*** Material for this task

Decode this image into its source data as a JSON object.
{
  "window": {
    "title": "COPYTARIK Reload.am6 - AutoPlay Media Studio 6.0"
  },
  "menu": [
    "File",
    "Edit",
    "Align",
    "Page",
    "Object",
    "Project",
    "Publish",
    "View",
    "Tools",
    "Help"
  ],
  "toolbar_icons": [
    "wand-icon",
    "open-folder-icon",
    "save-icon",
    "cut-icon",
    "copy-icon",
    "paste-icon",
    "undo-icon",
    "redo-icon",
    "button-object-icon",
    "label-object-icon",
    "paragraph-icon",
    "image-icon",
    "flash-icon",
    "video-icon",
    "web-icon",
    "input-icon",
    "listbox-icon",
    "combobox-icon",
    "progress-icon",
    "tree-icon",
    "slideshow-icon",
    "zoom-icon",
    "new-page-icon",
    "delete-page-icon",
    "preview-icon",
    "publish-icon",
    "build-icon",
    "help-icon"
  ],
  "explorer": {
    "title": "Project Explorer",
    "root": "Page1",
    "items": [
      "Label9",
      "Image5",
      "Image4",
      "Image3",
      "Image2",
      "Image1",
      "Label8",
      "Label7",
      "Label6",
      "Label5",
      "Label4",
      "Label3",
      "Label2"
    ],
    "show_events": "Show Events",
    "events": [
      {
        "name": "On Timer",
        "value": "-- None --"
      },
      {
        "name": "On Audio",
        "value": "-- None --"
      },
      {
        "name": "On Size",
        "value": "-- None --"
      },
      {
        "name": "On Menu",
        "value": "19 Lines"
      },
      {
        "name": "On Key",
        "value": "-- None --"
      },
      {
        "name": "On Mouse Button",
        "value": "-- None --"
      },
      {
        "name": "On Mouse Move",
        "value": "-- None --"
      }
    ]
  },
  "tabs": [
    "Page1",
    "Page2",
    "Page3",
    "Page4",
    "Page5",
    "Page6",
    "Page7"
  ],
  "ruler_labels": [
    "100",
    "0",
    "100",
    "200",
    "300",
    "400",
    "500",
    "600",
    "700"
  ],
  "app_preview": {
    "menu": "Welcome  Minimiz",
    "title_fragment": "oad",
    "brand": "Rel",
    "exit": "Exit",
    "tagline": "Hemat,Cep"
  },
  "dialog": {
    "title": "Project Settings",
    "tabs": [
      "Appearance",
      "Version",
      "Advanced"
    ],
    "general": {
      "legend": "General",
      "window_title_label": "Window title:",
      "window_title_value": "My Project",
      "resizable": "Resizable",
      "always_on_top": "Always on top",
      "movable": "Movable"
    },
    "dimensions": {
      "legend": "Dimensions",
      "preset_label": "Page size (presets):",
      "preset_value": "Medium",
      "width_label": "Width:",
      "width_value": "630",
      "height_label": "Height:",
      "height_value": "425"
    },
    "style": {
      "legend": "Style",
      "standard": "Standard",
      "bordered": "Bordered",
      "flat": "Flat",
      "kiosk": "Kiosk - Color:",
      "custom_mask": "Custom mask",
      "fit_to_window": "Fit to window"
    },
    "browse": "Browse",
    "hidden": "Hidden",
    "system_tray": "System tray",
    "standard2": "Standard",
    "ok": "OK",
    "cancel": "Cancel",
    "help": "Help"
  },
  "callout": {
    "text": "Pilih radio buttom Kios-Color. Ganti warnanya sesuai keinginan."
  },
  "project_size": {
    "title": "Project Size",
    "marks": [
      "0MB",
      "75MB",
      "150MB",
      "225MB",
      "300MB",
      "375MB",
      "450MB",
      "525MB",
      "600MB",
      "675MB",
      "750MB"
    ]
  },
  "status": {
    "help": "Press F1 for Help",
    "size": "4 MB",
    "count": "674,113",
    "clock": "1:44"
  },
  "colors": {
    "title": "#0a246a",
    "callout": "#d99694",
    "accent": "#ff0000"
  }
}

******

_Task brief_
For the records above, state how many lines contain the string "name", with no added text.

_Final answer_
7